Measuring patient motivation in cancer therapy
Studies have shown cancer patients will select a treatment based on factors besides full recovery. New criteria designed by a CiRA researcher and scientists from other institutes provide a method to recognizing such patients for alternative options.
It is a dreaded diagnosis - cancer - but one which touches almost every family. Surprisingly, Japan used to have a tradition of not informing the patient the true diagnosis when cancer is found, instead providing other reasons for the treatment. The country has since become more progressive, but the declaration of cancer does not always result in full cooperation from the patient. There exists evidence that some patients may actually be less inclined to participate in the therapy if aware of their status. This reaction has implications on the recommended treatment strategy, but there remains no reliable way to identify which patients will eagerly participate from those who will withdraw.

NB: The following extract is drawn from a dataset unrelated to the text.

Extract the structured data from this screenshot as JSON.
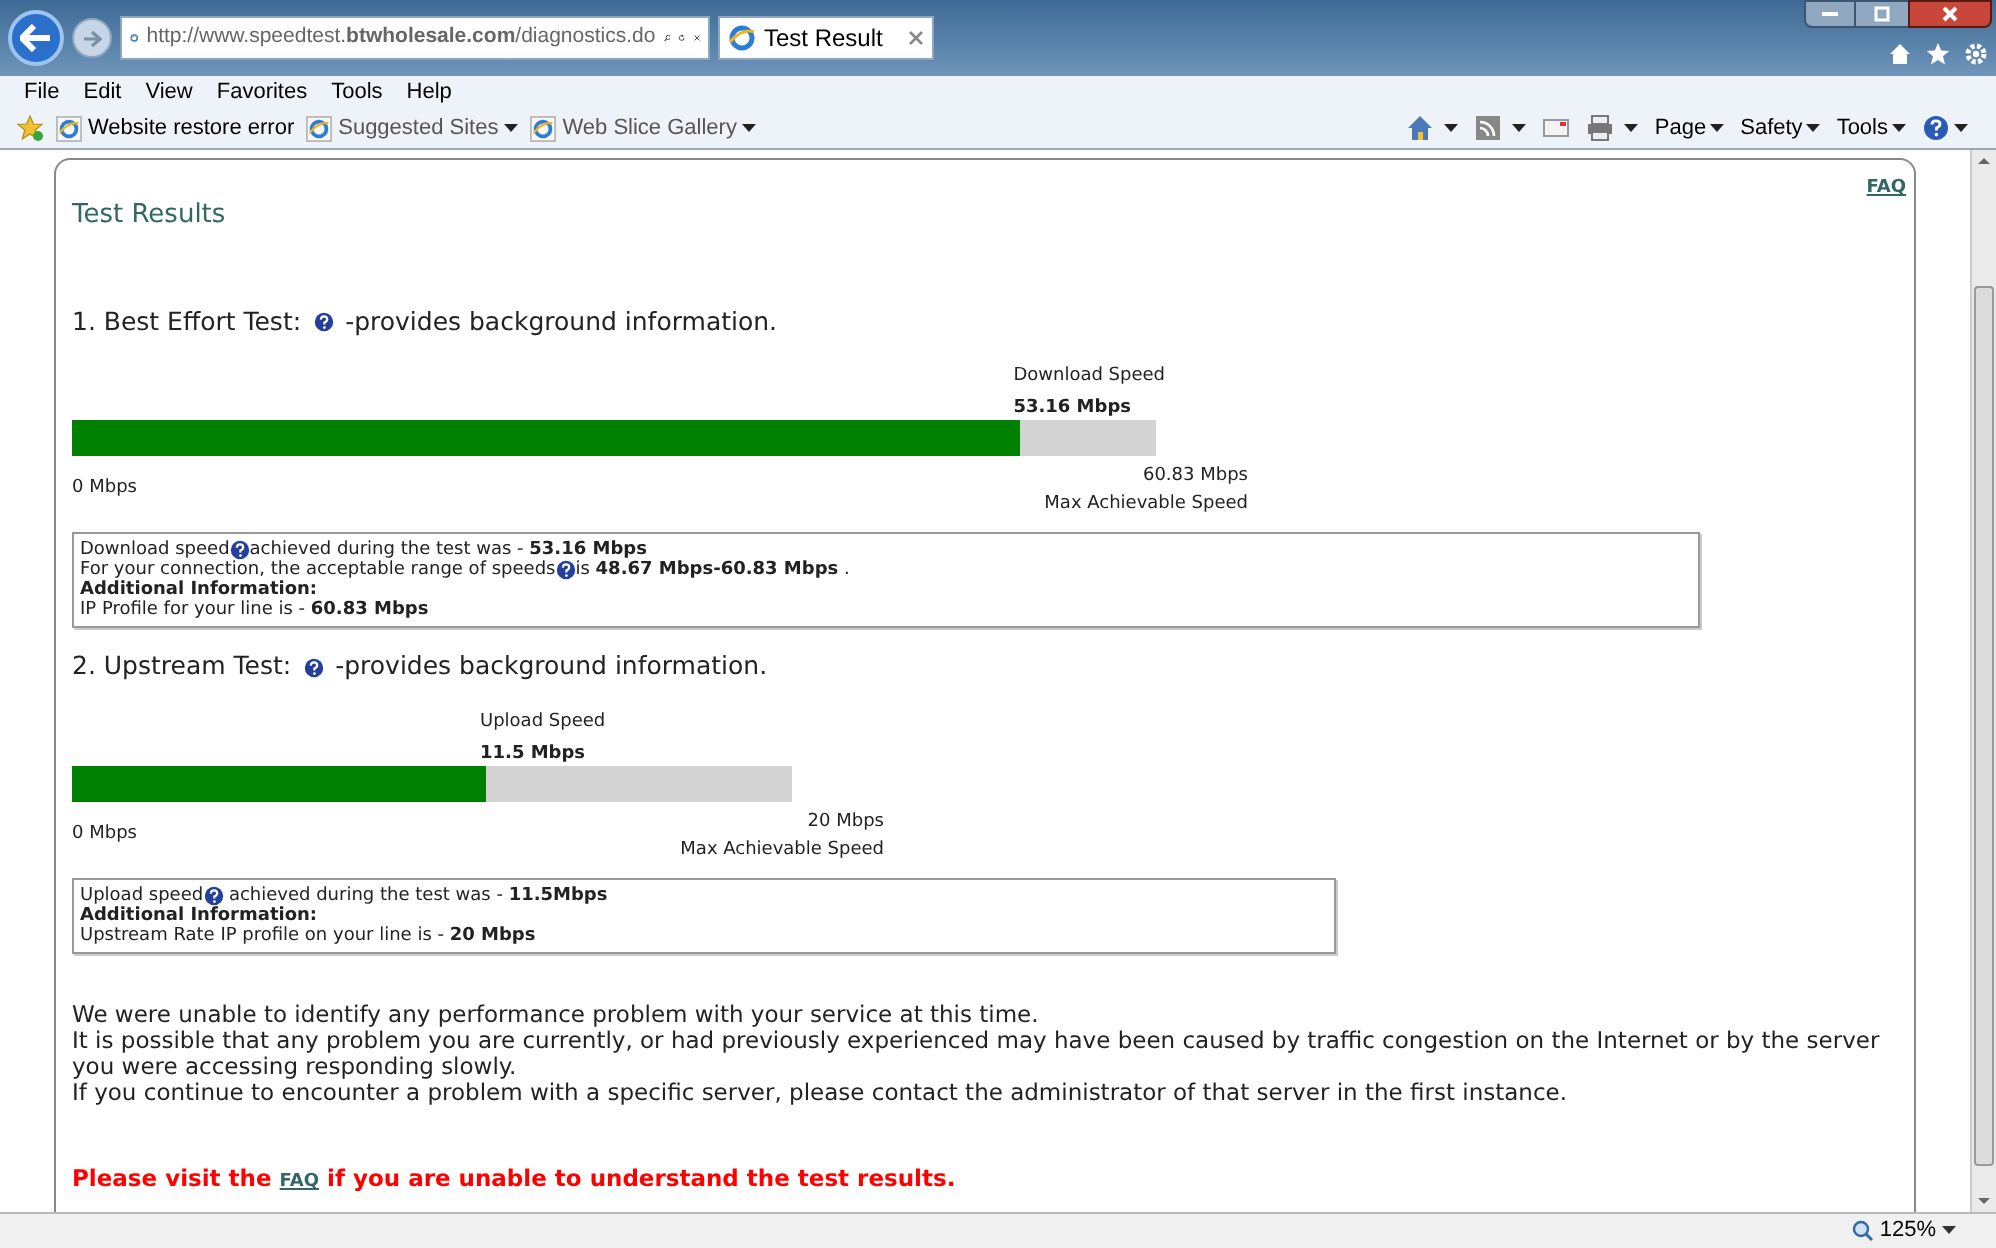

To develop criteria that distinguish such patients, several Japanese researchers have collaborated to prepare the Achievement Motive Index for Medical Treatment (AMI-MeT). A new study, first authored by Taichi Hatta of the Uehiro Division for iPS Cell Ethics at CiRA, outlines the application of AMI-Met to cancer patients.
To examine the validity of AMI-MeT, the authors looked at three Japanese populations: cancer patients themselves, people who take regular health checks, and university students. The AMI-MeT consists of 10 questions, which can be broken down into two categories of equal size. The first describes Self-derived Achievement Motivation (AMS). AMS only assesses the self and ignores any implications on the wider community. On the other hand, Achievement Motivation Derived from Other (AMO) assesses factors like how one's own treatment could benefit others: for example, motivation to collect data that would help medical care practitioners decide which cancer therapy is best in which circumstances.
The study shows that AMS does not differ between the three groups, but that AMO is lower in the university students than in the other two. These results did not surprise Hatta, since university students are generally healthy and do not need medication. The value, he believes, is that the data could provide a baseline for recognizing patients who need more encouragement and support to undergo therapy. "Less motivated patients have other priorities. They want to live as they always did. On the other hand, highly motivated patients are ready to discuss all treat options in detail. AMI-MeT should be useful for physicians to make a strategy for communicating with their patients", he said.
Hatta T, Narita K, Yanagihara K et al. (2016)
Measuring motivation for medical treatment: confirming the factor structure of the Achievement Motivation Index for Medical Treatment (AMI-MeT).
BMC Med Inform Decis Mak 16(1)